In the data that follows, find each line containing "Жақыпова" and copy it.

(Items from a dataset)
::::::

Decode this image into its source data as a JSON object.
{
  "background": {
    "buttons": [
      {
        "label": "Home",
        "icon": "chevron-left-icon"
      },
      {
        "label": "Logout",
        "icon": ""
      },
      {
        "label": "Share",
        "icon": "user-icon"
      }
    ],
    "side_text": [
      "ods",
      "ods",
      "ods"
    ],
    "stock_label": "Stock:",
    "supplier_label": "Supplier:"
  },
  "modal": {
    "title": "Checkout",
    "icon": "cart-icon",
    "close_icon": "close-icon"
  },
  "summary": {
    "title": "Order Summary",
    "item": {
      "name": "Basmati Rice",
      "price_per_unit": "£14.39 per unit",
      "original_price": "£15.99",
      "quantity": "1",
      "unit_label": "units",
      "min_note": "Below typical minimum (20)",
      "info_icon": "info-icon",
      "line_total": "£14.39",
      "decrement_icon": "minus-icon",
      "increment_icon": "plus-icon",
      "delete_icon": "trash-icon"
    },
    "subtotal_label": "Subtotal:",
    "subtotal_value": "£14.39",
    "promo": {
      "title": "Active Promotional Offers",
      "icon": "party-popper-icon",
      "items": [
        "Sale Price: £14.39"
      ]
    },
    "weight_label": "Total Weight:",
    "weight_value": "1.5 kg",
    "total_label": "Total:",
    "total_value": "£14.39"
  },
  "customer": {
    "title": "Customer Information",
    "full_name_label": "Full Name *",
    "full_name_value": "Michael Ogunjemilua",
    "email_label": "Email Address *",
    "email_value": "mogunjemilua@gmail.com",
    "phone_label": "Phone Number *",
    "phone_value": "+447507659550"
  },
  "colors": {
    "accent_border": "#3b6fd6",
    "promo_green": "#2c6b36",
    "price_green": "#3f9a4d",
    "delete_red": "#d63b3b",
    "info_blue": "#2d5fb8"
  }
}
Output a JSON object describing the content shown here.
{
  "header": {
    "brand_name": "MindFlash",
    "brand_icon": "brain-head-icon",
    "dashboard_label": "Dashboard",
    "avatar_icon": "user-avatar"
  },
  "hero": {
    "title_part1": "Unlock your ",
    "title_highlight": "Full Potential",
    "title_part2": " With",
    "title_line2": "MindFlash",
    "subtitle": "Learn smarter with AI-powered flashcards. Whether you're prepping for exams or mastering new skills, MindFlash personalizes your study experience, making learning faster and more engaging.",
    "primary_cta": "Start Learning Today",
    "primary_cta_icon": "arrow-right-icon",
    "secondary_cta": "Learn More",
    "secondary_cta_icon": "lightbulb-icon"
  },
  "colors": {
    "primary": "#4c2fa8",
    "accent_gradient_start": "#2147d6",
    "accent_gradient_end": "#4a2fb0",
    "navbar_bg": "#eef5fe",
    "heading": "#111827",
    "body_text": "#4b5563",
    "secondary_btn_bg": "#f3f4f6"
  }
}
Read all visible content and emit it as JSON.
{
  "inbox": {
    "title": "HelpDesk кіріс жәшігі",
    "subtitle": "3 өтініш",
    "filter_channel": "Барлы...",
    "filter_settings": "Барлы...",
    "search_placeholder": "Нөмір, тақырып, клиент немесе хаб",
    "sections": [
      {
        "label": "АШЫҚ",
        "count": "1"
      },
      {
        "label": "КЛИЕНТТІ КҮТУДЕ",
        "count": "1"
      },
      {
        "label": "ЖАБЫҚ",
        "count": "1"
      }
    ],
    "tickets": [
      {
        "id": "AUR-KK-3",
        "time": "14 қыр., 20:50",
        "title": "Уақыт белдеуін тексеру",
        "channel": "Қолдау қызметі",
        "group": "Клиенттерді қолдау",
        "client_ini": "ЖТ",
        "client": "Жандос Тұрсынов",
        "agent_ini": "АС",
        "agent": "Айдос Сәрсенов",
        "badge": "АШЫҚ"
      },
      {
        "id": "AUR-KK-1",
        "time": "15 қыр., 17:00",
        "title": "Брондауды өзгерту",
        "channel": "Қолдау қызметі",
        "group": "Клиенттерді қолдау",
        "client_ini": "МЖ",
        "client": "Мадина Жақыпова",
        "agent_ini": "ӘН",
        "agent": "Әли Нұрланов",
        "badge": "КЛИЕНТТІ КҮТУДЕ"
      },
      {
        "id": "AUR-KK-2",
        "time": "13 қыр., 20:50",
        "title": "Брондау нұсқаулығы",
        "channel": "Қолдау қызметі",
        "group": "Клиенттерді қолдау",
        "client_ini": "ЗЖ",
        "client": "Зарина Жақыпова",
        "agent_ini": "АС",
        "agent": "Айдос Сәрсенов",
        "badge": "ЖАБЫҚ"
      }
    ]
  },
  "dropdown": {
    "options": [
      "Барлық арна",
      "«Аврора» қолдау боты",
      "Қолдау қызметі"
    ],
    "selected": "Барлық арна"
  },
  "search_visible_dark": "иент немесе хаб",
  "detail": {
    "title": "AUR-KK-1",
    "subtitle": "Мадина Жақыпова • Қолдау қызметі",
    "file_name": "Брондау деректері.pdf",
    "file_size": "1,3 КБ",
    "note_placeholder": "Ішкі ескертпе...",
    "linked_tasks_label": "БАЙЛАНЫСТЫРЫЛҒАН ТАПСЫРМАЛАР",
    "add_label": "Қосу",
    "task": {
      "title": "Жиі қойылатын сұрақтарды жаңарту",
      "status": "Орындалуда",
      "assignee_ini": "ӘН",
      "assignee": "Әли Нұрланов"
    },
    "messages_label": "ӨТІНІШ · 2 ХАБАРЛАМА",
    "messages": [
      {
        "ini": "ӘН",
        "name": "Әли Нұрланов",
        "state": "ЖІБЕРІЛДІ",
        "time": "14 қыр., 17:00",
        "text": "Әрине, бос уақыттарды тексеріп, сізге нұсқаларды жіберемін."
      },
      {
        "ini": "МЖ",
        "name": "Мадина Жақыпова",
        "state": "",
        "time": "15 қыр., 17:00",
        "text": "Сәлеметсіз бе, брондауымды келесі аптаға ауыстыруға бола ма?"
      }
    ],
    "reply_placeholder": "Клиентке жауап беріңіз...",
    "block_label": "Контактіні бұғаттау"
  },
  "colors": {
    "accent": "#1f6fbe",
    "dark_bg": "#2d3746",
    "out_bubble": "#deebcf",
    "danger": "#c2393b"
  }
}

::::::

_OUTPUT OF THE TASK_
        "client": "Мадина Жақыпова",
        "client": "Зарина Жақыпова",
    "subtitle": "Мадина Жақыпова • Қолдау қызметі",
        "name": "Мадина Жақыпова",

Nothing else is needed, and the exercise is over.